Hospital administrators are a busy bunch, and they’re the first to agree that our country is suffering from a severe shortage of healthcare staffing talent. A new survey finds that 86% are currently recruiting physicians and 89% are recruiting nurses.
It is the rare hospital administrator who finds physician recruiting “not particularly difficult or challenging,” as a limited 5.6% bragged. The vast majority — 93% — think physician recruiting is either “extremely difficult and challenging,” or “somewhat difficult and challenging.”
And the great search for nurses is not much easier for these hospital administrators.
Nurse recruiting was rated as either “extremely difficult and challenging” or “somewhat difficult and challenging” by 85.7%, compared to the 13% who think it’s “not particularly difficult or challenging.”
Just what type of nurse are these administrators searching for? Baccalaureate (BSN) training is the preferred choice, at 53%, but 11% are searching for nurses with just two-year associate degrees. Over 35% indicated they had no preference either way.
In fact, one CEO anonymously wrote in that at his hospital, “We hire every nurse who submits an application. The problem is very serious and I do not see it improving.”
Article Continues Below
Over 96% of administrators agreed that “the United States has too few nurses,” while 82% of administrators agreed that “the United States has too few physicians.”
AMN Healthcare, Inc., a temporary healthcare staffing company and a nationwide provider of travel nurse staffing services, conducted the 2007 National Physician and Nurse Supply Survey, on behalf of the Council on Physician and Nurse Supply.
The survey was mailed in February 2007 to 5,000 hospital administrators located in all 50 states.

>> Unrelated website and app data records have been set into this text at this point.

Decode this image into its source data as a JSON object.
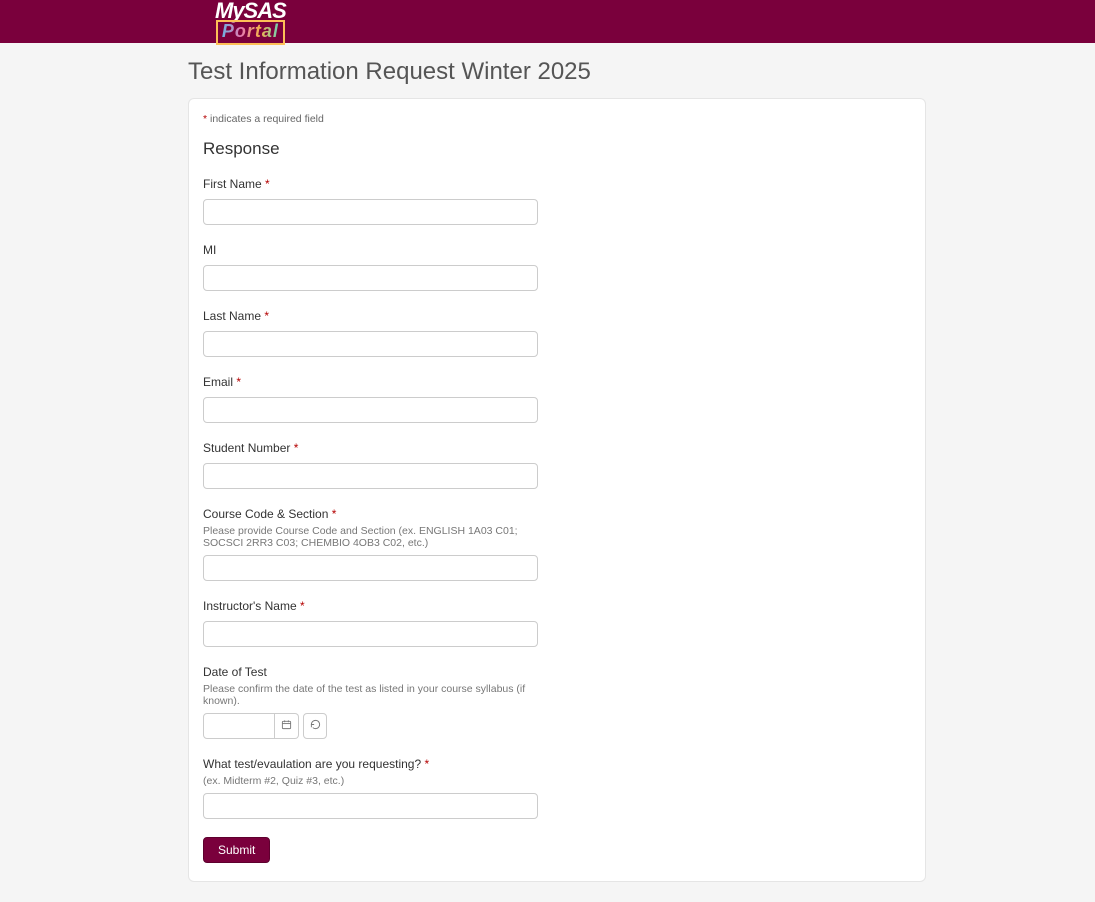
{
  "logo": {
    "line1": "MySAS",
    "line2": "Portal"
  },
  "page_title": "Test Information Request Winter 2025",
  "required_note": " indicates a required field",
  "response_heading": "Response",
  "fields": {
    "first_name": {
      "label": "First Name "
    },
    "mi": {
      "label": "MI"
    },
    "last_name": {
      "label": "Last Name "
    },
    "email": {
      "label": "Email "
    },
    "student_no": {
      "label": "Student Number "
    },
    "course": {
      "label": "Course Code & Section ",
      "help": "Please provide Course Code and Section (ex. ENGLISH 1A03 C01; SOCSCI 2RR3 C03; CHEMBIO 4OB3 C02, etc.)"
    },
    "instructor": {
      "label": "Instructor's Name "
    },
    "date": {
      "label": "Date of Test",
      "help": "Please confirm the date of the test as listed in your course syllabus (if known)."
    },
    "what_test": {
      "label": "What test/evaulation are you requesting? ",
      "help": "(ex. Midterm #2, Quiz #3, etc.)"
    }
  },
  "submit_label": "Submit",
  "star": "*"
}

The survey includes results from the 402 completed surveys that were received by the response date of March 7.